We also use whole group snack time, or lunch time on Fridays to help students learn how to manage their food, trash, and lunch box. When they move on to elementary school, the students only have a certain amount of time to eat. We do our best to help them learn to eat in the amount of time given. We also work to teach the preschoolers to learn to be responsible for opening the items in their lunch. After snack or lunch is over, we work on teaching the children what is trash, what can be recycled, and what to take home. Pretty much during the beginning teaching and training phase, someone throws away their lunchbox, (don’t worry, we dig it out of the trashcan) and we end up with leaky lunch boxes from open drink containers. As teachers, we do our best to inspect lunch boxes, to help prevent these issues, but sometimes things sneak by us. Please be understanding if an ice pack, spoon, or plastic container comes up missing during the first weeks of school. With all this training, when I see our previous students in the elementary school cafeterias, it is evident that they are some of the more confident and well-prepared students in the lunchrooms.
Our preschool snack time also offers a time to learn about nutrition and nutritious foods. Many times I have witnessed students trying a new food at preschool, loving it, and then eating it at home. Many days, we will use this time to work on identifying food groups. We talk about Red, Yellow, and Green light foods. We also do our best to be neutral about food and to teach children to stop eating when their bellies are full. I have seen parents who restrict their child’s food choices so much, that when they do have a chance to eat something sweet, they can not stop, and try hide food in their pockets. We also try to teach our students the importance of moderation. For example, it’s a good idea to try to limit red light foods, but it is also a good idea not to overeat just because it is a green light food. I feel very strongly about teaching preschoolers appropriate eating habits, (especially, since I grew up with a grandma who insisted on a cookie for each hand and even encouraged us to “burp” so we would have more room to eat. How disgusting is that?) PBS just aired a wonderful documentary about the aforementioned ideals called “The Parents’ Survival Guide: Childhood Obesity”. In it, they offered very rational, and very reasonable guidelines and suggestions about food consumption and children. As a preschool, we fall pretty much in line with the suggestions offered by the doctors interviewed in this investigation. Sesame Street has also been known to offer some pretty sound nutritional instruction to preschoolers, with Cookie Monster performing “A Cookie is a Sometime Food”.

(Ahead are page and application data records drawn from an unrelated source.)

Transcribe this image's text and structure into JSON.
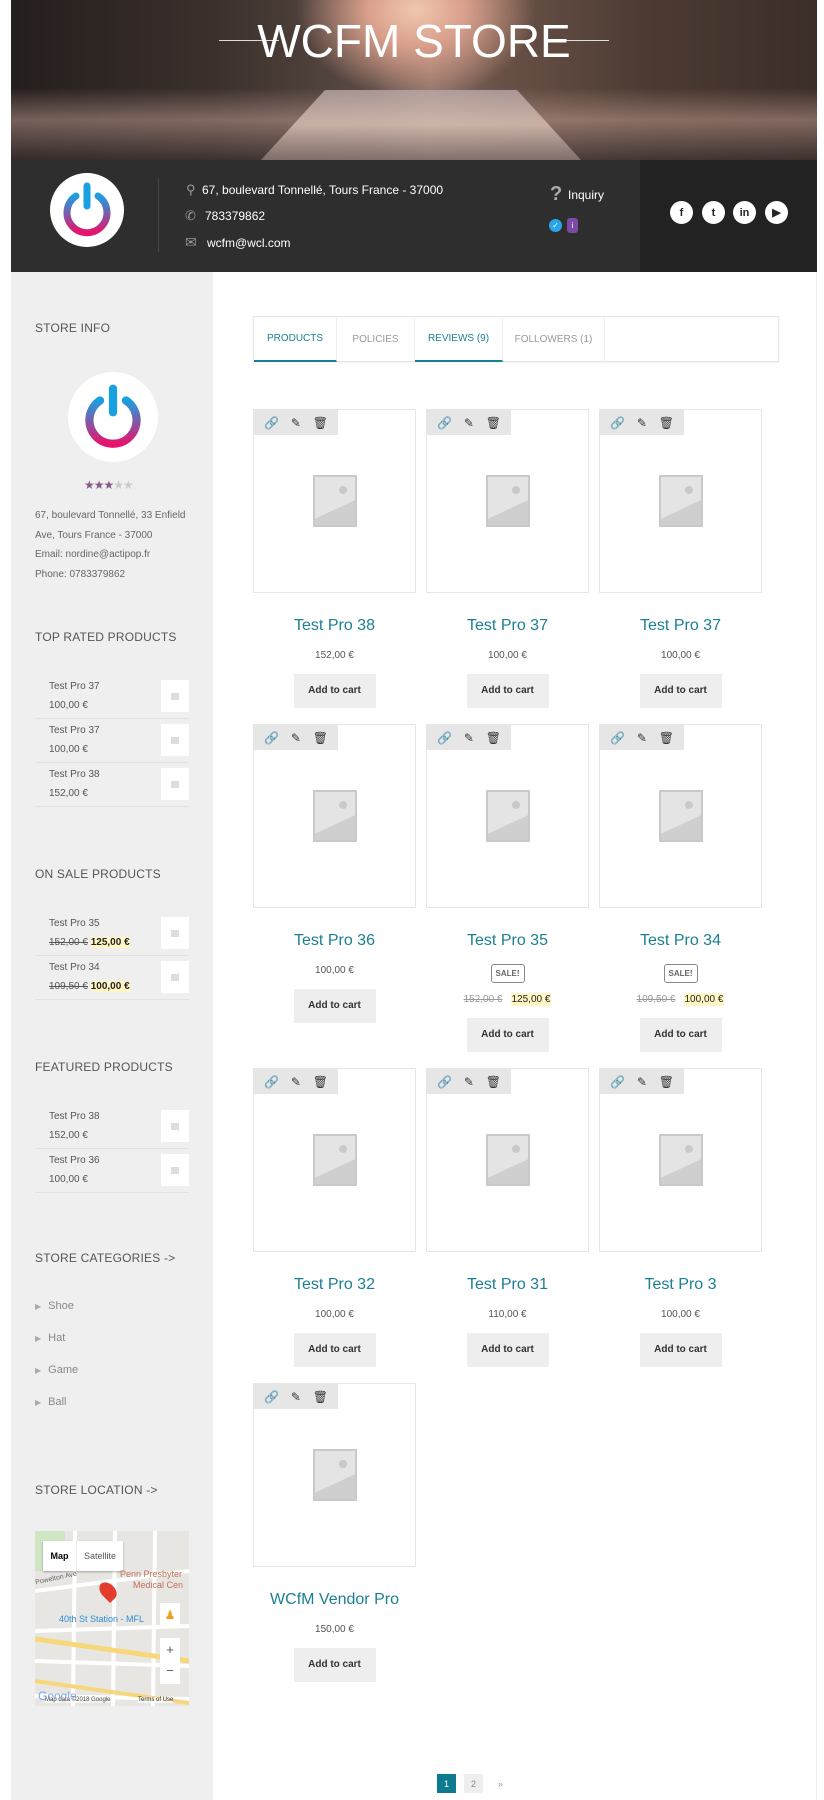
{
  "banner": {
    "store_name": "WCFM STORE"
  },
  "header": {
    "address": "67, boulevard Tonnellé, Tours France - 37000",
    "phone": "783379862",
    "email": "wcfm@wcl.com",
    "inquiry_label": "Inquiry",
    "social": [
      {
        "icon": "facebook-icon",
        "glyph": "f"
      },
      {
        "icon": "twitter-icon",
        "glyph": "t"
      },
      {
        "icon": "linkedin-icon",
        "glyph": "in"
      },
      {
        "icon": "youtube-icon",
        "glyph": "▶"
      }
    ]
  },
  "sidebar": {
    "store_info": {
      "heading": "STORE INFO",
      "rating": 3,
      "rating_max": 5,
      "address_line1": "67, boulevard Tonnellé, 33 Enfield",
      "address_line2": "Ave, Tours France - 37000",
      "email": "Email: nordine@actipop.fr",
      "phone": "Phone: 0783379862"
    },
    "top_rated": {
      "heading": "TOP RATED PRODUCTS",
      "items": [
        {
          "name": "Test Pro 37",
          "price": "100,00 €"
        },
        {
          "name": "Test Pro 37",
          "price": "100,00 €"
        },
        {
          "name": "Test Pro 38",
          "price": "152,00 €"
        }
      ]
    },
    "on_sale": {
      "heading": "ON SALE PRODUCTS",
      "items": [
        {
          "name": "Test Pro 35",
          "regular": "152,00 €",
          "price": "125,00 €"
        },
        {
          "name": "Test Pro 34",
          "regular": "109,50 €",
          "price": "100,00 €"
        }
      ]
    },
    "featured": {
      "heading": "FEATURED PRODUCTS",
      "items": [
        {
          "name": "Test Pro 38",
          "price": "152,00 €"
        },
        {
          "name": "Test Pro 36",
          "price": "100,00 €"
        }
      ]
    },
    "categories": {
      "heading": "STORE CATEGORIES ->",
      "items": [
        "Shoe",
        "Hat",
        "Game",
        "Ball"
      ]
    },
    "location": {
      "heading": "STORE LOCATION ->",
      "map_btn": "Map",
      "satellite_btn": "Satellite",
      "label_station": "40th St Station - MFL",
      "label_hospital1": "Penn Presbyter",
      "label_hospital2": "Medical Cen",
      "label_street": "Powelton Ave",
      "attribution": "Map data ©2018 Google",
      "terms": "Terms of Use",
      "google": "Google"
    }
  },
  "tabs": [
    {
      "label": "PRODUCTS",
      "active": true
    },
    {
      "label": "POLICIES"
    },
    {
      "label": "REVIEWS (9)",
      "active": true
    },
    {
      "label": "FOLLOWERS (1)"
    }
  ],
  "products": [
    {
      "name": "Test Pro 38",
      "price": "152,00 €"
    },
    {
      "name": "Test Pro 37",
      "price": "100,00 €"
    },
    {
      "name": "Test Pro 37",
      "price": "100,00 €"
    },
    {
      "name": "Test Pro 36",
      "price": "100,00 €"
    },
    {
      "name": "Test Pro 35",
      "regular": "152,00 €",
      "price": "125,00 €",
      "sale": "SALE!"
    },
    {
      "name": "Test Pro 34",
      "regular": "109,50 €",
      "price": "100,00 €",
      "sale": "SALE!"
    },
    {
      "name": "Test Pro 32",
      "price": "100,00 €"
    },
    {
      "name": "Test Pro 31",
      "price": "110,00 €"
    },
    {
      "name": "Test Pro 3",
      "price": "100,00 €"
    },
    {
      "name": "WCfM Vendor Pro",
      "price": "150,00 €"
    }
  ],
  "add_to_cart": "Add to cart",
  "pagination": {
    "pages": [
      "1",
      "2"
    ],
    "current": "1",
    "next": "»"
  },
  "colors": {
    "accent": "#1a7f93",
    "header_bg": "#2e2e2e",
    "sidebar_bg": "#efefef",
    "sale_highlight": "#fff6c4"
  }
}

In summary, we feel that snack time is an important learning opportunity, in many, many, ways! It provides nutrition for the needs of growing children, an opportunity to teach manners and learn to converse with classmates while eating, a chance to learn to eat in the allotted time, manage their food, trash and lunchbox. Students also become prepared for the lunchroom in following years, learn to listen to fullness cues, and how to eat in moderation. Overall, preschool snack times provides the building blocks needed to provide a healthy relationship with food, that hopefully, will become a life long lesson.